Health and Human Services Secretary Sylvia M. Burwell said the new rule represented “a key step toward realizing equity within our health care system and reaffirms this administration’s commitment to giving every American access to the health care they deserve.”
Mara Keisling, executive director of the National Center for Transgender Equality, called the move “tremendously significant.” She added that while her group and others believe the health-care law already includes this requirement because it bars sex discrimination, “not all the insurance companies and everybody agrees with that.”
Jay Kallio, who transitioned from female to become a man in 2005, discovered three years later that he had breast cancer. He said that his treatment was delayed because a prominent doctor in New York “refused to even call me with my cancer biposy results.” He was eventually treated by other doctors, but some problems persisted. Kallio said that in one instance, he was unable to get medication for a different illness because the pharmacist objected to the idea that he was transgender.

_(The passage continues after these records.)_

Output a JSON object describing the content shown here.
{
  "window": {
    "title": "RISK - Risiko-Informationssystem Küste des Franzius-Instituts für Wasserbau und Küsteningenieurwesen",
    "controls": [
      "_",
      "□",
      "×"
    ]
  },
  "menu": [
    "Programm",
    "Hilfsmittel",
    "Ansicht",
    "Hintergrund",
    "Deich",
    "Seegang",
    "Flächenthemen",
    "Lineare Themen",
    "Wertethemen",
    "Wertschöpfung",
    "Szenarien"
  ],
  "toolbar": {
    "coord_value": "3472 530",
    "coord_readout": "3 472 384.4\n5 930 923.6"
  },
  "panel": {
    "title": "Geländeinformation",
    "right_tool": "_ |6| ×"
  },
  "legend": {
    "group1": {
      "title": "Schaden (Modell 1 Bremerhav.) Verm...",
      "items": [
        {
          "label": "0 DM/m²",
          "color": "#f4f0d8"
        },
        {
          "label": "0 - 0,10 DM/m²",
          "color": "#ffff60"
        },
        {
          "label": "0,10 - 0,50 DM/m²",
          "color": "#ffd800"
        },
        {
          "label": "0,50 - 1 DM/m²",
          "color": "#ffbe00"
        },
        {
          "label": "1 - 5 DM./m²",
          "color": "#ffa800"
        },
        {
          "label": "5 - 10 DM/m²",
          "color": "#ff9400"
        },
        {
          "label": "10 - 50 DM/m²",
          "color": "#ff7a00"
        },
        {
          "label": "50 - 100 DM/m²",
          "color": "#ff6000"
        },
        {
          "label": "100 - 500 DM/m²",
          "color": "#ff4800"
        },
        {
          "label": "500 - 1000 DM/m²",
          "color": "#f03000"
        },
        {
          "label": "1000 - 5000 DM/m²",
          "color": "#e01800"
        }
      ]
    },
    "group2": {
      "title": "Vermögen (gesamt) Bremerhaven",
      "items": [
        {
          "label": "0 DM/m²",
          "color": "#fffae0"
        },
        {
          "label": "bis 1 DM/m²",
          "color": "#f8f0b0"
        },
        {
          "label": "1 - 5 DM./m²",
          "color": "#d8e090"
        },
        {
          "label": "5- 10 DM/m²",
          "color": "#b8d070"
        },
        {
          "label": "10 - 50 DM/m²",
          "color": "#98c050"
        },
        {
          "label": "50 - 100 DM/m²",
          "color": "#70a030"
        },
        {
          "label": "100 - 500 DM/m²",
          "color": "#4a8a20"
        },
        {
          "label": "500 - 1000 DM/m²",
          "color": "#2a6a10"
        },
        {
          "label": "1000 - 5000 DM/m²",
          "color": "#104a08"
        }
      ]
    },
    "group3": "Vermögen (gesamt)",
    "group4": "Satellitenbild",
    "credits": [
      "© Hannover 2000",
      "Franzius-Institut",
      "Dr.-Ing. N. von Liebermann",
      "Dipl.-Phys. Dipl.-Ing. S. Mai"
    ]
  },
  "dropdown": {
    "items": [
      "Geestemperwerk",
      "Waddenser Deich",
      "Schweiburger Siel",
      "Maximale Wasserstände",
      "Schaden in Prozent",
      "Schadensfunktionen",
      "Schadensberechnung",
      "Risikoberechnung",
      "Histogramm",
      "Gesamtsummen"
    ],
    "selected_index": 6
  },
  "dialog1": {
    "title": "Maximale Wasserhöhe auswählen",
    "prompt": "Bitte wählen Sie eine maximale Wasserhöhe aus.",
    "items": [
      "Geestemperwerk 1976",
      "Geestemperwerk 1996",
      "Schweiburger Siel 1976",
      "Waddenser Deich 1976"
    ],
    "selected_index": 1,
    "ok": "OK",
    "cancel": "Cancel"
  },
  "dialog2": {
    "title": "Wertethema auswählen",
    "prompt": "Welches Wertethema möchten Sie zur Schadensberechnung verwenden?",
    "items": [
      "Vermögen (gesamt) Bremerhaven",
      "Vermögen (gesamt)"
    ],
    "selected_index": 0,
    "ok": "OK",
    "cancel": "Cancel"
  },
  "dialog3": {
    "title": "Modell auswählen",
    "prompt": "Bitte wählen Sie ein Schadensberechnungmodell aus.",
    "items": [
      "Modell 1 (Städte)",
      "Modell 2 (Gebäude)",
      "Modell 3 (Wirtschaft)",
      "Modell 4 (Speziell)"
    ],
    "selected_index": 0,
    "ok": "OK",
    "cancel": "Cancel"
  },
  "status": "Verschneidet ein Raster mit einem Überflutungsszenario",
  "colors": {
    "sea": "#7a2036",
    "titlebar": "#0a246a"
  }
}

Insurers said it was too early to estimate the economic impact of the new requirements, which apply to coverage starting Jan. 1, 2017. Clare Kushing, a spokeswoman for America’s Health Insurance Plans, noted that companies have already proposed the benefits and premiums they would offer on the federal health exchange next year, and the rule is “introducing some complexities that could impact the cost of coverage.”
But the health-care rule was largely overshadowed by the administration’s schools directive, which Earnest described as “a policy decision that did include some White House involvement” rather than “an enforcement decision” or “a response to the ongoing legal dispute” with North Carolina.
“This is a response to a request that the Department of Education has received from teachers and administrators all across the country,” he said.
[How the psychology of public bathrooms explains the ‘bathroom bills’]
But individuals familiar with the administration’s decision, who spoke on the condition of anonymity to discuss internal deliberations, said officials had been monitoring court cases across the country and concluded now was the time to act. Talks between Education and Justice began last year, driven largely by Lhamon’s quest for clarity in the face of inquiries from school administrators.
A ruling by the U.S. Court of Appeals for the the 4th Circuit’s ruling last month also seemed to demand action from the administration. The court ruled that the case of a transgender student in Gloucester County, Va., who had been banned from using the boy’s bathroom, could move forward. The court said that prior regulation on Title IX, which bars sex discrimination at schools that receive federal funding, was decades old and allowed for ambiguity because it only specified accommodations for male or female students, not for transgender people.
“We conclude that the Department’s interpretation of its own regulation . . . is to be accorded controlling weight in this case,” the judges wrote, adding that they would “leave policy formulation to the political branches.”
Winnie Stachelberg, executive vice president for the liberal think tank Center for American Progress, said the two policies show “the administration has spoken quite clearly” on what protections transgender Americans deserve.
Rep. Trent Franks (R-Ariz.), who chairs the House Judiciary subcommittee on constitutional and civil rights matters, suggested congressional action may follow Friday’s directives.
“After this president is gone, Congress is going to probably spend the next 20 years trying to clean up after him,” he said. “This administration has completely thrown not only reason, but the Constitution he [President Obama] swore to preserve, in the trash.”